He returned to the subject of a British totalitarianism and the way that language is perverted for political means in many later essays. His 1945 essay Politics and the English Language presaged Newspeak and included an early version of one of the key scenes from the novel. “When one watches some tired hack on the platform mechanically repeating the familiar phrases -- bestial, atrocities, iron heel, bloodstained tyranny, free peoples of the world, stand shoulder to shoulder -- one often has a curious feeling that one is not watching a live human being but some kind of dummy: a feeling which suddenly becomes stronger at moments when the light catches the speaker's spectacles and turns them into blank discs which seem to have no eyes behind them. And this is not altogether fanciful. A speaker who uses that kind of phraseology has gone some distance toward turning himself into a machine. The appropriate noises are coming out of his larynx, but his brain is not involved, as it would be if he were choosing his words for himself. If the speech he is making is one that he is accustomed to make over and over again, he may be almost unconscious of what he is saying, as one is when one utters the responses in church. And this reduced state of consciousness, if not indispensable, is at any rate favourable to political conformity.” The light catching the spectacles was apparently based on a real experience he had watching a party hack delivering a speech and quite like the scene in 1984 where the enemy switches from Eurasia to Eastasia “The speech had been proceeding for perhaps twenty minutes when a messenger hurried on to the platform and a scrap of paper was slipped into the speaker's hand. He unrolled and read it without pausing in his speech. Nothing altered in his voice or manner, or in the content of what he was saying, but suddenly the names were different. Without words said, a wave of understanding rippled through the crowd. Oceania was at war with Eastasia!”
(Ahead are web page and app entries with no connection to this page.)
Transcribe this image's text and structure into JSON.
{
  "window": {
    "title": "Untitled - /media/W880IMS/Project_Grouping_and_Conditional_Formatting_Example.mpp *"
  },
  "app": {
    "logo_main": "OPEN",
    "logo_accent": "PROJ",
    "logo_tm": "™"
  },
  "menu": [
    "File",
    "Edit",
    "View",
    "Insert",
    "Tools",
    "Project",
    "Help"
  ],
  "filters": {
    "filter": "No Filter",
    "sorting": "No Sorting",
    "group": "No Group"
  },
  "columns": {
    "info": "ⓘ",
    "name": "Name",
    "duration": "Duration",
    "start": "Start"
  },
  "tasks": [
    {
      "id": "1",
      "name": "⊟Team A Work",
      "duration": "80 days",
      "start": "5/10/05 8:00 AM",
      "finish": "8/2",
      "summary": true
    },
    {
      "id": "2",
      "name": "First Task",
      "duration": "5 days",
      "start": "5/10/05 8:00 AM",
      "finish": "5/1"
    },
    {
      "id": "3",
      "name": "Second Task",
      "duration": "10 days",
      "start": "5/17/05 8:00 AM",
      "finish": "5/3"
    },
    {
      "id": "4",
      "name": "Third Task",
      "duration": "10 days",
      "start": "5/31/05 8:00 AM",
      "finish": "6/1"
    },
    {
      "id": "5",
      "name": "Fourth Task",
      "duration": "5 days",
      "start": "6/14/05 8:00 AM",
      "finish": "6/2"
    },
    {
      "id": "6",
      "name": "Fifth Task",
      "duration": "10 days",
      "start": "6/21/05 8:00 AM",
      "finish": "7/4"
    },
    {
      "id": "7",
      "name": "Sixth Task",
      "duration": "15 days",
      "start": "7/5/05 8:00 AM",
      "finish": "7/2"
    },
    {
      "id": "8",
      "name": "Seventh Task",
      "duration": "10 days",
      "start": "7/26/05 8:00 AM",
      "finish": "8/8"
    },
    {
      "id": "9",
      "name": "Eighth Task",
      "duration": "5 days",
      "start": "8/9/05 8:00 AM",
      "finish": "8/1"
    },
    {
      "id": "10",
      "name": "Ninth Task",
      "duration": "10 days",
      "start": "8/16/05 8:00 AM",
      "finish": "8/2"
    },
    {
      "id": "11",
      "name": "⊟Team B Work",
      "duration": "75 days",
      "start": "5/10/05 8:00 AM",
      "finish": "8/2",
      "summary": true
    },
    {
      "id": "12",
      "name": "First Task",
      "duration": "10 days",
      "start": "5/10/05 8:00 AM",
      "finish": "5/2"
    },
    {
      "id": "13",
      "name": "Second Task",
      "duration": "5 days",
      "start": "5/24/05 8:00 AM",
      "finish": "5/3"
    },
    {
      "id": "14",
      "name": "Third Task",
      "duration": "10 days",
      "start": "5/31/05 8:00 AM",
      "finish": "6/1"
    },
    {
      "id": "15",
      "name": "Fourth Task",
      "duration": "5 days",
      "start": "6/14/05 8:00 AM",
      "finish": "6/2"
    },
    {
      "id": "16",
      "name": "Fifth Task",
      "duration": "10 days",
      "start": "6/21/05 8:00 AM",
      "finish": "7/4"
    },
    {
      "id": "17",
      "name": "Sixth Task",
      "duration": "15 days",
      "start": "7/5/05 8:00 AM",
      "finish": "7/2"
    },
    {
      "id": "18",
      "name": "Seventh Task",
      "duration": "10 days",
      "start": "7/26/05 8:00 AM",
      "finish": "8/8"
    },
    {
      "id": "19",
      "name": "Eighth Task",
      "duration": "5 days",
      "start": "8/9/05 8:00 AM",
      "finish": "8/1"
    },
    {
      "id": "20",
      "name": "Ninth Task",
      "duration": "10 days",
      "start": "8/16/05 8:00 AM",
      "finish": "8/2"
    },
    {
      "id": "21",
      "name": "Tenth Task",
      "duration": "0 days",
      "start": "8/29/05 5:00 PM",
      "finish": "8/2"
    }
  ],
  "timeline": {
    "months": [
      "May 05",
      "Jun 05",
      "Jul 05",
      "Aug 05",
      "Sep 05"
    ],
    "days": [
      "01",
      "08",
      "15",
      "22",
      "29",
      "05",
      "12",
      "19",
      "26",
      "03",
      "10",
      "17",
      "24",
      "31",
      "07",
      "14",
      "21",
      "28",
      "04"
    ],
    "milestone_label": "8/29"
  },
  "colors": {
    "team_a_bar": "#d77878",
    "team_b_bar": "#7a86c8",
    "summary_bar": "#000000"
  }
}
He'd already said “The really frightening thing about totalitarianism is not that it commits "atrocities" but that it attacks the concept of objective truth; it claims to control the past as well as the future.” Historical Truth 1944 and as for the political form of Oceania, Orwell had read and written about the “Managerial Revolution” political theory of James Burnham whose central thesis was that the collapse of capitalism in Russia, Germany and other places did not lead to socialism or a Marxist paradise but to a new form of society where the new rulers were the old educated working class of technocrats, teachers, engineers and so forth. The totalitarian rulers of Europe in the 1930s and 1940s were these managers. The inner party of Ingsoc were exactly these people. “The new aristocracy was made up for the most part of bureaucrats, scientists, technicians, trade-union organizers, publicity experts, sociologists, teachers, journalists, and professional politicians. These people, whose origins lay in the salaried middle class and the upper grades of the working class, had been shaped and brought together by the barren world of monopoly industry and centralized government.” Nineteen Eighty Four

In 2009, Nazism and Fascism are no longer political theories with any currency. Sixty four years after the regimes that followed them were defeated on the battle field they are just insults with no current meanings; Russian communism has collapsed, the Chinese Communist Party still rules, but over a capitalist economy, only small isolated regimes like Cuba and North Korea attempt to maintain communism. Yet Nineteen Eighty Four is still regarded as a masterpiece, the possibility of a return to totalitarianism still exists, so it must be denied. Orwell can only be studied by the modern person if it is removed from its historical context and so Orwell's politics, beliefs and background must be minimised. Where it is placed in some kind of context it is regarded as anti-stalinist or anti-nazi and the warning about the possibility of a collapse into tyranny of a managerial society is conveniently forgotten.